  106. Trauma and Learning Policy Initiative. (n.d.). Frequently asked questions. Retrieved January 13, 2020, from

  107. Turner, R. J., Brown, T. N., & Hale, W. B. (2017). Race, socioeconomic position, and physical health: A descriptive analysis. Journal of Health and Social Behavior,58(1), 23–36.

  108. van der Kolk, B. A. (2005). Developmental trauma disorder: Toward a rational diagnosis for children with complex trauma histories.

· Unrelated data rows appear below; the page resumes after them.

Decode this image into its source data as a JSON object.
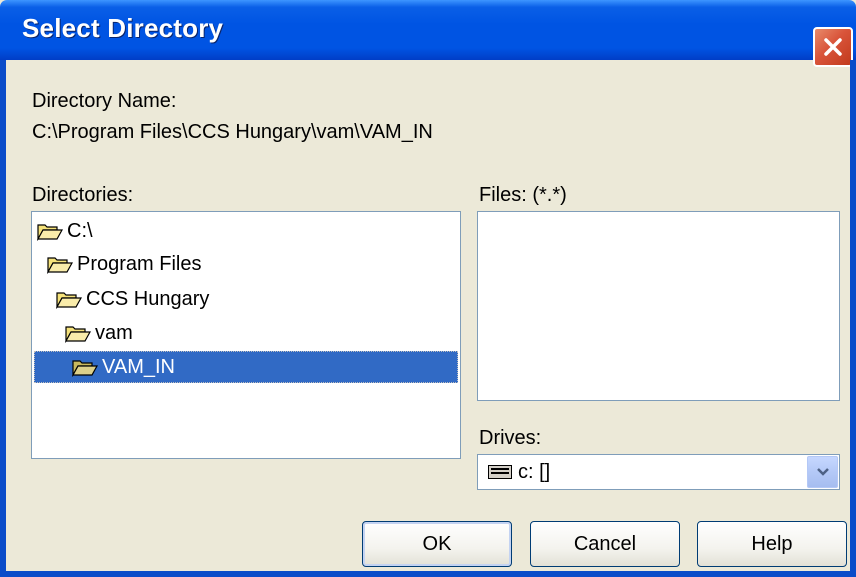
{
  "window": {
    "title": "Select Directory",
    "close_icon": "close-icon"
  },
  "directory_name": {
    "label": "Directory Name:",
    "value": "C:\\Program Files\\CCS Hungary\\vam\\VAM_IN"
  },
  "directories": {
    "label": "Directories:",
    "items": [
      {
        "label": "C:\\",
        "icon": "open-folder-icon",
        "selected": false
      },
      {
        "label": "Program Files",
        "icon": "open-folder-icon",
        "selected": false
      },
      {
        "label": "CCS Hungary",
        "icon": "open-folder-icon",
        "selected": false
      },
      {
        "label": "vam",
        "icon": "open-folder-icon",
        "selected": false
      },
      {
        "label": "VAM_IN",
        "icon": "open-folder-icon",
        "selected": true
      }
    ]
  },
  "files": {
    "label": "Files: (*.*)",
    "items": []
  },
  "drives": {
    "label": "Drives:",
    "value": "c: []",
    "icon": "drive-icon"
  },
  "buttons": {
    "ok": "OK",
    "cancel": "Cancel",
    "help": "Help"
  },
  "colors": {
    "titlebar": "#0054e3",
    "selection": "#316ac5",
    "dialog_bg": "#ece9d8"
  }
}
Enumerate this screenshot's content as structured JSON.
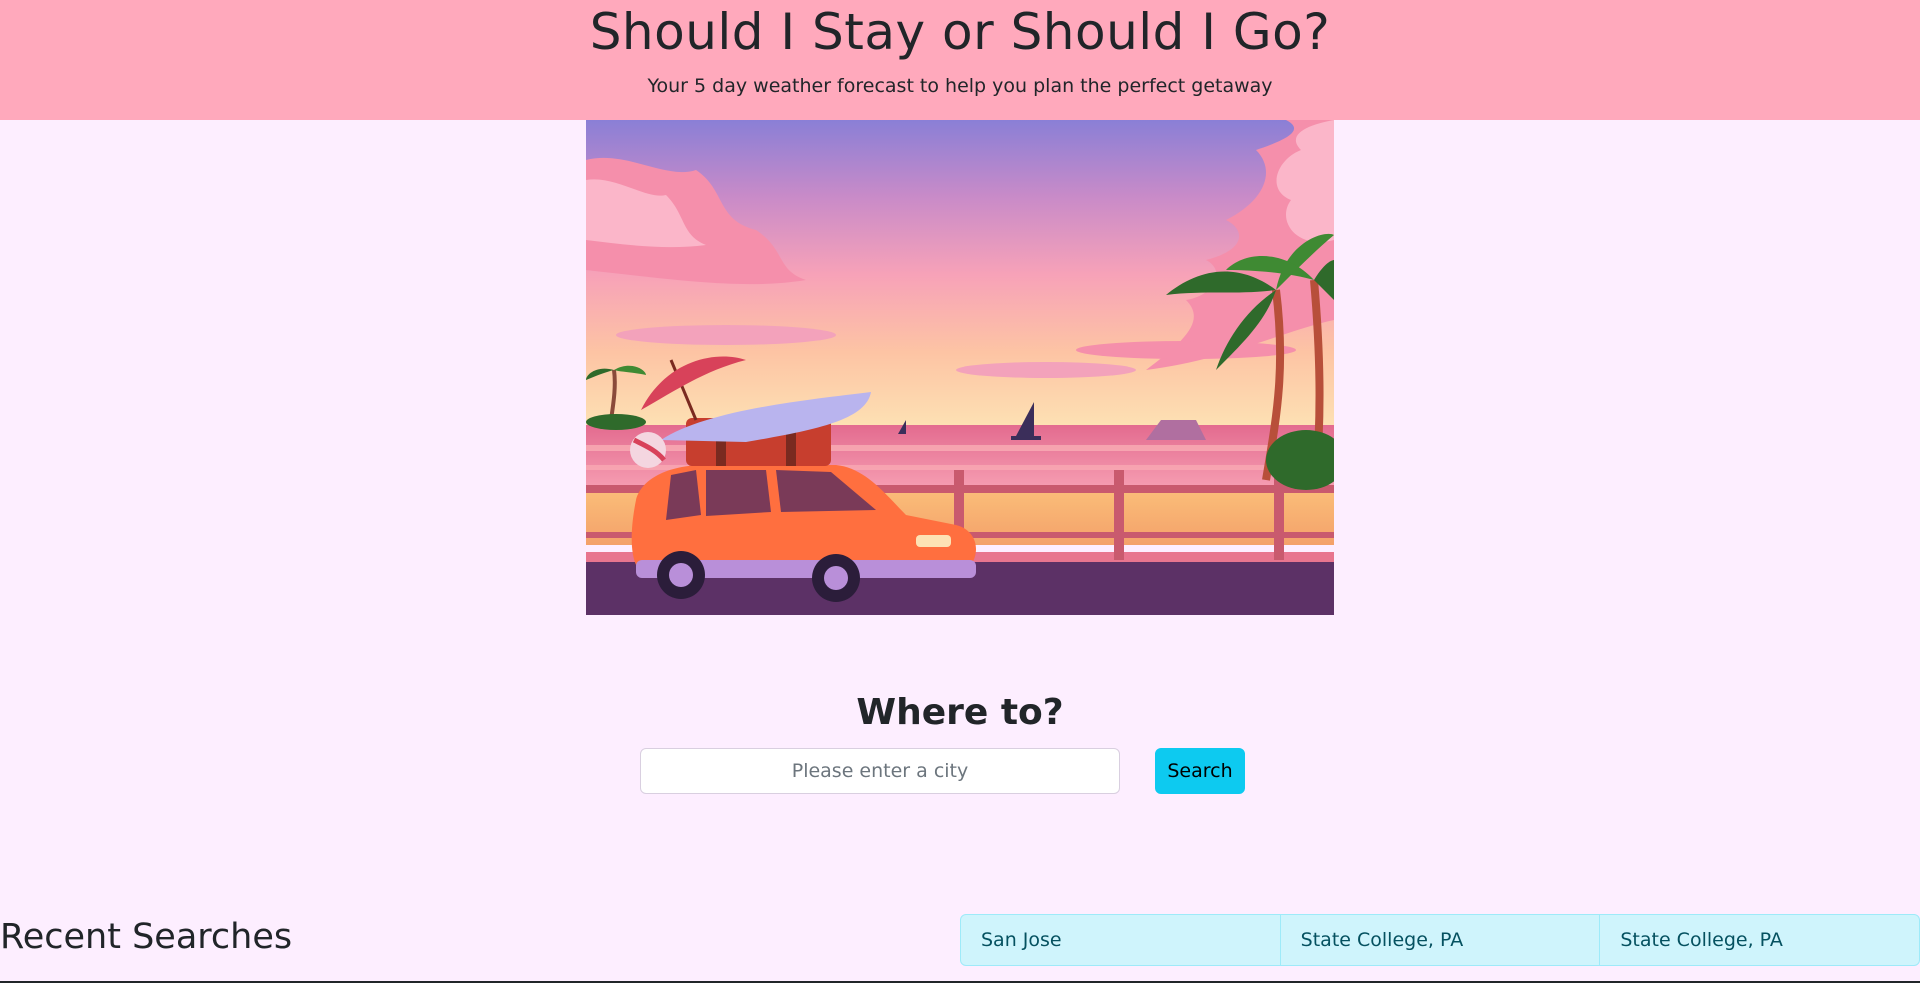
{
  "header": {
    "title": "Should I Stay or Should I Go?",
    "subtitle": "Your 5 day weather forecast to help you plan the perfect getaway",
    "background_color": "#ffa9bc"
  },
  "hero": {
    "image_name": "beach-roadtrip-illustration"
  },
  "search": {
    "heading": "Where to?",
    "placeholder": "Please enter a city",
    "value": "",
    "button_label": "Search",
    "button_color": "#0dcaf0"
  },
  "recent": {
    "heading": "Recent Searches",
    "items": [
      {
        "label": "San Jose"
      },
      {
        "label": "State College, PA"
      },
      {
        "label": "State College, PA"
      }
    ],
    "item_background": "#cff4fc"
  },
  "page": {
    "background_color": "#fdeeff"
  }
}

Psychiatric Annals,35(5), 401–408.

  109. Whitson, M. L., & Kaufman, J. S. (2017). Parenting stress as a mediator of trauma exposure and mental health outcomes in young children. American Journal of Orthopsychiatry,87(5), 531.

Download references

Author information

Correspondence to Stacy A. Gherardi.

Additional information

Publisher's Note

Springer Nature remains neutral with regard to jurisdictional claims in published maps and institutional affiliations.

Rights and permissions

Reprints and Permissions

About this article

Verify currency and authenticity via CrossMark

Cite this article

Gherardi, S.A., Flinn, R.E. & Jaure, V.B. Trauma-Sensitive Schools and Social Justice: A Critical Analysis. Urban Rev (2020).

Download citation


  • Trauma-sensitive schools
  • Trauma-informed schools
  • Trauma-informed care
  • Trauma
  • Social justice
  • Equity